What follows is a listing to be repeated in full and without alteration.

□ □ □ □ □

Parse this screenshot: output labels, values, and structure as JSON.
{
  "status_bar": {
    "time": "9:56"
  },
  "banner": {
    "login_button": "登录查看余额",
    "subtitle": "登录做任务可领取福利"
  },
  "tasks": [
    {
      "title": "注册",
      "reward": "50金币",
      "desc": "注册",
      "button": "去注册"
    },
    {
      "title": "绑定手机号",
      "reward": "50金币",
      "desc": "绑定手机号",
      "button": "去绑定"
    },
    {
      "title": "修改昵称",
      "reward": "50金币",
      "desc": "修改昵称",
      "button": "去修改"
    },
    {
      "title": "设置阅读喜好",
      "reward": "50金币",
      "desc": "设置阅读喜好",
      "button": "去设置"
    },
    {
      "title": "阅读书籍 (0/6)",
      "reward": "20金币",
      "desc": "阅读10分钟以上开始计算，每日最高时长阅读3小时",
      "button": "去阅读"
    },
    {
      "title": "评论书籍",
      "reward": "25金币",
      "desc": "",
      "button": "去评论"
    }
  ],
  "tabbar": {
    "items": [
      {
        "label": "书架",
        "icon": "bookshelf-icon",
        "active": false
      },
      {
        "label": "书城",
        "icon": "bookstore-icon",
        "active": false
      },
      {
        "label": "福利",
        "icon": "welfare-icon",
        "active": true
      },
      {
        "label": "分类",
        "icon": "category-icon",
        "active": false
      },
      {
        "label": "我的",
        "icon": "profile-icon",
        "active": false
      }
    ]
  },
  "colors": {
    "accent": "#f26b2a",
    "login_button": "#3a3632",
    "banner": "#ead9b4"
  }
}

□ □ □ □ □

# [Task result]
Parse this screenshot: output labels, values, and structure as JSON.
{
  "status_bar": {
    "time": "9:56"
  },
  "banner": {
    "login_button": "登录查看余额",
    "subtitle": "登录做任务可领取福利"
  },
  "tasks": [
    {
      "title": "注册",
      "reward": "50金币",
      "desc": "注册",
      "button": "去注册"
    },
    {
      "title": "绑定手机号",
      "reward": "50金币",
      "desc": "绑定手机号",
      "button": "去绑定"
    },
    {
      "title": "修改昵称",
      "reward": "50金币",
      "desc": "修改昵称",
      "button": "去修改"
    },
    {
      "title": "设置阅读喜好",
      "reward": "50金币",
      "desc": "设置阅读喜好",
      "button": "去设置"
    },
    {
      "title": "阅读书籍 (0/6)",
      "reward": "20金币",
      "desc": "阅读10分钟以上开始计算，每日最高时长阅读3小时",
      "button": "去阅读"
    },
    {
      "title": "评论书籍",
      "reward": "25金币",
      "desc": "",
      "button": "去评论"
    }
  ],
  "tabbar": {
    "items": [
      {
        "label": "书架",
        "icon": "bookshelf-icon",
        "active": false
      },
      {
        "label": "书城",
        "icon": "bookstore-icon",
        "active": false
      },
      {
        "label": "福利",
        "icon": "welfare-icon",
        "active": true
      },
      {
        "label": "分类",
        "icon": "category-icon",
        "active": false
      },
      {
        "label": "我的",
        "icon": "profile-icon",
        "active": false
      }
    ]
  },
  "colors": {
    "accent": "#f26b2a",
    "login_button": "#3a3632",
    "banner": "#ead9b4"
  }
}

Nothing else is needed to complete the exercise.